To do: Copy all lines below containing "title".

The records:

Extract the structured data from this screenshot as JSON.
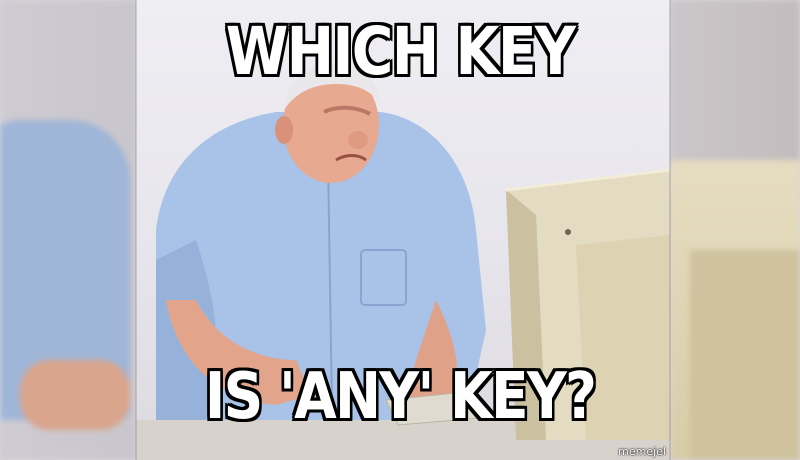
{
  "meme": {
    "top_text": "WHICH KEY",
    "bottom_text": "IS 'ANY' KEY?",
    "watermark": "memejel"
  },
  "colors": {
    "shirt": "#a9c3e8",
    "skin": "#e7a98f",
    "monitor": "#e4dcc2",
    "background": "#ecebf0",
    "caption_fill": "#ffffff",
    "caption_stroke": "#000000"
  }
}
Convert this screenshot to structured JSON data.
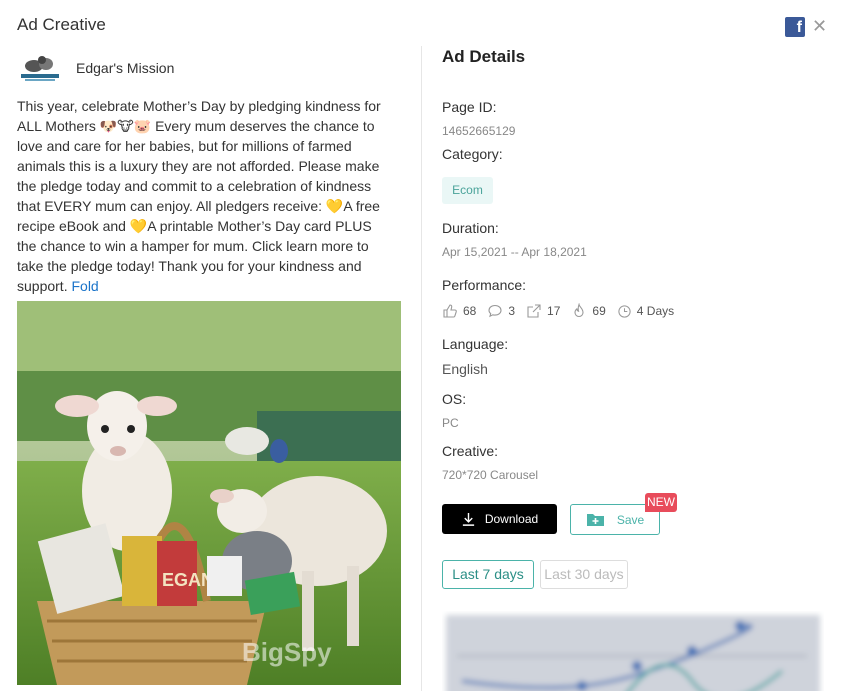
{
  "header": {
    "title": "Ad Creative"
  },
  "advertiser": {
    "name": "Edgar's Mission"
  },
  "ad": {
    "text": "This year, celebrate Mother’s Day by pledging kindness for ALL Mothers 🐶🐮🐷 Every mum deserves the chance to love and care for her babies, but for millions of farmed animals this is a luxury they are not afforded. Please make the pledge today and commit to a celebration of kindness that EVERY mum can enjoy. All pledgers receive:  💛A free recipe eBook and  💛A printable Mother’s Day card  PLUS the chance to win a hamper for mum. Click learn more to take the pledge today!  Thank you for your kindness and support.",
    "fold_label": "Fold",
    "image_watermark": "BigSpy"
  },
  "details": {
    "title": "Ad Details",
    "page_id_label": "Page ID:",
    "page_id": "14652665129",
    "category_label": "Category:",
    "category": "Ecom",
    "duration_label": "Duration:",
    "duration": "Apr 15,2021 -- Apr 18,2021",
    "performance_label": "Performance:",
    "performance": {
      "likes": "68",
      "comments": "3",
      "shares": "17",
      "hot": "69",
      "days": "4 Days"
    },
    "language_label": "Language:",
    "language": "English",
    "os_label": "OS:",
    "os": "PC",
    "creative_label": "Creative:",
    "creative": "720*720 Carousel"
  },
  "actions": {
    "download_label": "Download",
    "save_label": "Save",
    "new_badge": "NEW"
  },
  "tabs": [
    {
      "label": "Last 7 days",
      "active": true
    },
    {
      "label": "Last 30 days",
      "active": false
    }
  ],
  "colors": {
    "accent": "#4bb3a9",
    "facebook": "#3b5998",
    "badge": "#e84c5b",
    "link": "#1a73c9"
  }
}
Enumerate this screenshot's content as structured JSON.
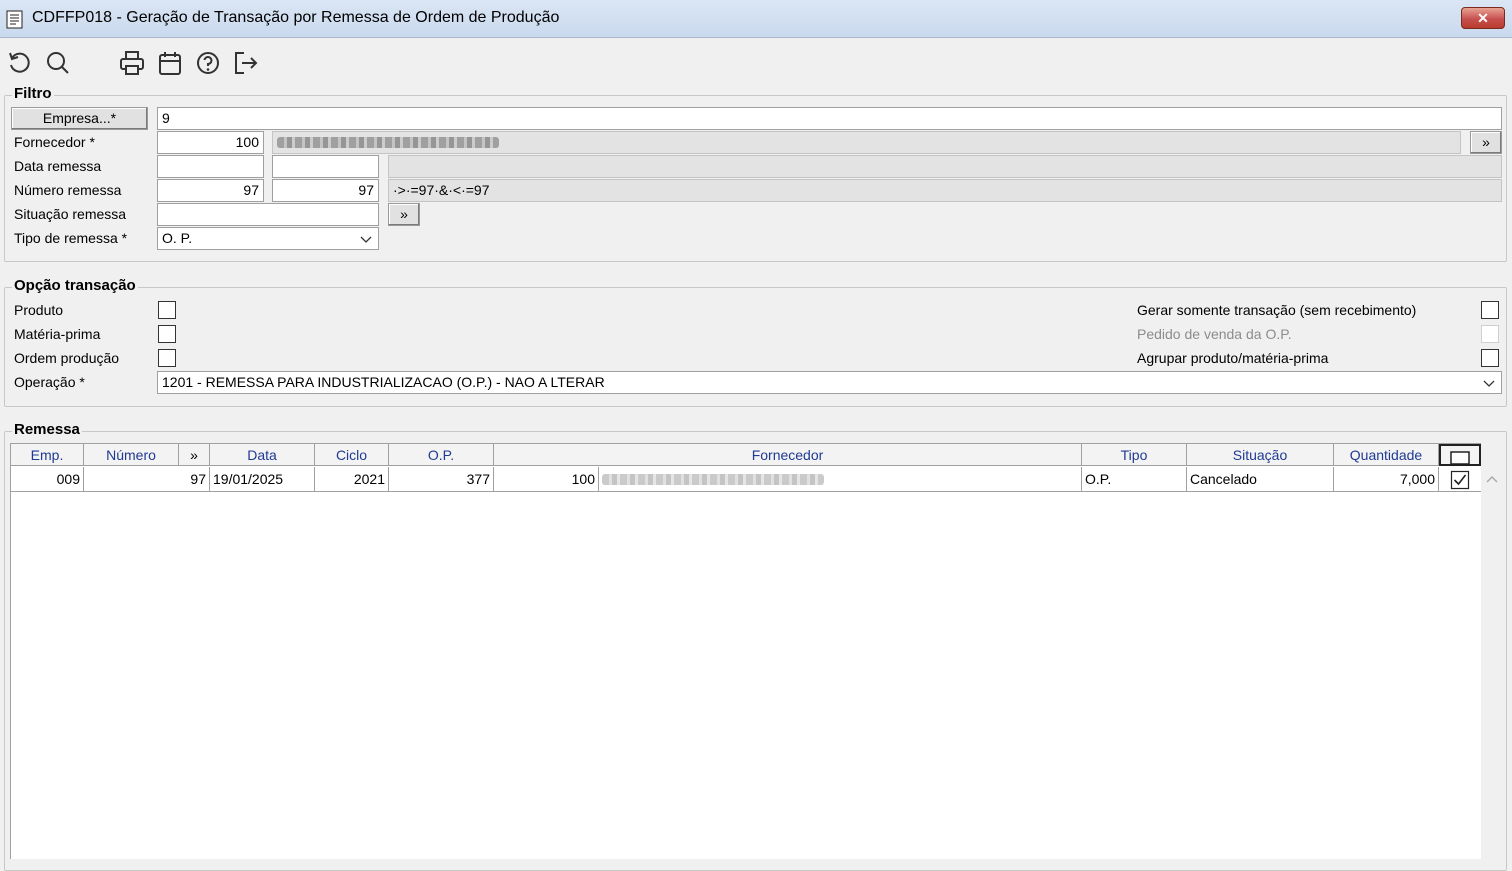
{
  "window": {
    "title": "CDFFP018 - Geração de Transação por Remessa de Ordem de Produção",
    "close_label": "✕"
  },
  "toolbar": {
    "icons": [
      "refresh-icon",
      "search-icon",
      "print-icon",
      "calendar-icon",
      "help-icon",
      "exit-icon"
    ]
  },
  "filtro": {
    "title": "Filtro",
    "empresa_button": "Empresa...*",
    "empresa_value": "9",
    "fornecedor_label": "Fornecedor *",
    "fornecedor_code": "100",
    "fornecedor_more": "»",
    "data_remessa_label": "Data remessa",
    "data_remessa_from": "",
    "data_remessa_to": "",
    "numero_remessa_label": "Número remessa",
    "numero_remessa_from": "97",
    "numero_remessa_to": "97",
    "numero_remessa_expr": "·>·=97·&·<·=97",
    "situacao_label": "Situação remessa",
    "situacao_value": "",
    "situacao_more": "»",
    "tipo_label": "Tipo de remessa *",
    "tipo_value": "O. P."
  },
  "opcao": {
    "title": "Opção transação",
    "produto_label": "Produto",
    "materia_prima_label": "Matéria-prima",
    "ordem_producao_label": "Ordem produção",
    "operacao_label": "Operação *",
    "operacao_value": "1201 - REMESSA PARA INDUSTRIALIZACAO (O.P.) - NAO A LTERAR",
    "gerar_label": "Gerar somente transação (sem recebimento)",
    "pedido_label": "Pedido de venda da O.P.",
    "agrupar_label": "Agrupar produto/matéria-prima",
    "checks": {
      "produto": false,
      "materia_prima": false,
      "ordem_producao": false,
      "gerar": false,
      "pedido": false,
      "agrupar": false
    }
  },
  "remessa": {
    "title": "Remessa",
    "columns": [
      "Emp.",
      "Número",
      "»",
      "Data",
      "Ciclo",
      "O.P.",
      "Fornecedor",
      "Tipo",
      "Situação",
      "Quantidade"
    ],
    "rows": [
      {
        "emp": "009",
        "numero": "97",
        "data": "19/01/2025",
        "ciclo": "2021",
        "op": "377",
        "fornecedor_code": "100",
        "tipo": "O.P.",
        "situacao": "Cancelado",
        "quantidade": "7,000",
        "checked": true
      }
    ]
  }
}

Exercise output:
    "title": "Ad Creative"
    "title": "Ad Details",
    "title": "CDFFP018 - Geração de Transação por Remessa de Ordem de Produção",
    "title": "Filtro",
    "title": "Opção transação",
    "title": "Remessa",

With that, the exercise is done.